Do not adjust your blog-reading device, that headline is not from a year ago. Toilet paper is just the latest necessity to suffer in the global shipping container shortage, and we could see high prices and empty shelves again in American supermarkets.
The world’s largest producer of wood pulp is having a hell of a time moving its product around the world, according to this report from Bloomberg:
Suzano SA primarily ships its pulp in cargo vessels known as break bulk. With demand surging for ships that carry ribbed steel containers, the squeeze is starting to spill over to break bulk and threatens to delay the company’s shipments, Chief Executive Officer Walter Schalka said in an interview.
Of course that’s happening at a time when demand for residential toilet paper has gone way up and consumers have taken to stockpiling and panic buying. Schalka is concerned that the shipping problems are going to snowball and only get worse from here. Significant disruptions to the pulp trade could eventually impact supplies of toilet paper if producers don’t have ample inventories.
Sao Paulo-based Suzano is already concerned about the risk of exporting less in March than the company had expected, and being forced to roll over some shipments into April, Schalka said. With competition increasing for cargo vessels, break-bulk ships are berthing at the company’s terminals less often than usual.
It’s not just the container shortage that is affecting worldwide supplies of everything from petrochemicals to coffee. The Ever Given crisis also put a delay on necessary supplies, Business Insider reports. Snarls that the mega container ship caused are still being worked out in global shipping supply chain, which was already in knots to begin with.
Ports around the world are seeing backups persist as ordering and shipping demand increased during to the pandemic. This week, two dozen ships were anchored off the coast of California waiting their turn to unload cargo in the Ports of Los Angeles and Long Beach, the Wall Street Journal reports.

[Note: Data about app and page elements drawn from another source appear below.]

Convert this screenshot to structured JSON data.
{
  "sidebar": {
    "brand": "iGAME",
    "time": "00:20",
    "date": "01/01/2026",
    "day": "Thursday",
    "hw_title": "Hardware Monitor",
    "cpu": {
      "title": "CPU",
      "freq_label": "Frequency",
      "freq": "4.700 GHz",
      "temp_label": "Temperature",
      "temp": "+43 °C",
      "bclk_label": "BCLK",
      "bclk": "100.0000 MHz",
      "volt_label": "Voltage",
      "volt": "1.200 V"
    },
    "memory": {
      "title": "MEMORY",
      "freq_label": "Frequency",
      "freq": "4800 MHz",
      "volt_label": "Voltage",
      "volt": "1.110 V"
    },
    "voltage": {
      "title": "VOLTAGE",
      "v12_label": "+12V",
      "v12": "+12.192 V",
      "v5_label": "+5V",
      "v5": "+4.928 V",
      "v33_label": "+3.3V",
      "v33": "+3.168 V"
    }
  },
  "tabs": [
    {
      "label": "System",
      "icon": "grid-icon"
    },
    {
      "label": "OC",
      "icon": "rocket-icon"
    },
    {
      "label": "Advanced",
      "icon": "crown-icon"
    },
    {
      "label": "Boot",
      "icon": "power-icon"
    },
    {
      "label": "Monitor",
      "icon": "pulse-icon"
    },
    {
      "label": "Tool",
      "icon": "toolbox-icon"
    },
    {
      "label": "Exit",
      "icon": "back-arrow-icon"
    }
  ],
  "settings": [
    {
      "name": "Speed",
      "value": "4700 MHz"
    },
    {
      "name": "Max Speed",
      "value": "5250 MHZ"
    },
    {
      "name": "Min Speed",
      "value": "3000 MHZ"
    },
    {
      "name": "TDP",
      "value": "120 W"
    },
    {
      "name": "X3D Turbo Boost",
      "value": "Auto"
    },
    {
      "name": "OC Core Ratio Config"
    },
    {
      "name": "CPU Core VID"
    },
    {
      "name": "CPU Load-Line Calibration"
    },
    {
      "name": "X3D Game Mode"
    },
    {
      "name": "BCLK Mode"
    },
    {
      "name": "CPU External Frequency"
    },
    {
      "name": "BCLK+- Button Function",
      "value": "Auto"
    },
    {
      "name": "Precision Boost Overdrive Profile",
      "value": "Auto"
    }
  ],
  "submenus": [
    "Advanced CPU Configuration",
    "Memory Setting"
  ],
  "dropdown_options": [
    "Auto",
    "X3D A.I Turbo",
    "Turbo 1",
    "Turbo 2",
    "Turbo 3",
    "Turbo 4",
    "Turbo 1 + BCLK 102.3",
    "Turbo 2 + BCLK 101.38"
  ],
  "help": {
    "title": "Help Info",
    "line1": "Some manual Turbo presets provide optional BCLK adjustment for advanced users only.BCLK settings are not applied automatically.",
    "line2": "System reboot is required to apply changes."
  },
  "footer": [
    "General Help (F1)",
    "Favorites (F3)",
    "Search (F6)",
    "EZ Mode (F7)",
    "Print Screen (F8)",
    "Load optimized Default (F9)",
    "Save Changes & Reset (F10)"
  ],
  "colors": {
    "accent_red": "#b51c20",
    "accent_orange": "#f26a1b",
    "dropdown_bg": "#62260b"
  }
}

One had been waiting almost two weeks as of Monday. These two ports alone handle a third of the goods coming into America. And as the Journal pointed out last month, the global supply chain was already cracking under the strain:
Supply chain woes mounted world-wide for makers of everything from cars and clothing to home siding and medical needle containers, as the extreme Texas weather and port backlogs compounded problems for manufacturers already beset by pandemic disruptions.
Toyota Motor Corp. , Honda Motor Co. and Samsung Electronics Co. were the latest multinational companies to chime in about setbacks, with the two auto makers saying Wednesday they would halt production at plants in North America. Toyota cited a shortage of petrochemicals, manufacturing of which has been hobbled by last month’s Texas freeze. Honda pointed to a combination of port issues, the semiconducter shortage, pandemic-related problems and the crippling U.S. weather.
The COVID-19 pandemic isn’t the only natural disaster to affect shipping, either. Extreme weather this year dumped a record number of shipping containers overboard and sent them to the bottom of the ocean. One theory that tries to explain why so many containers have been lost recently is that older, less stable containers have been pressed into use because of the shortage.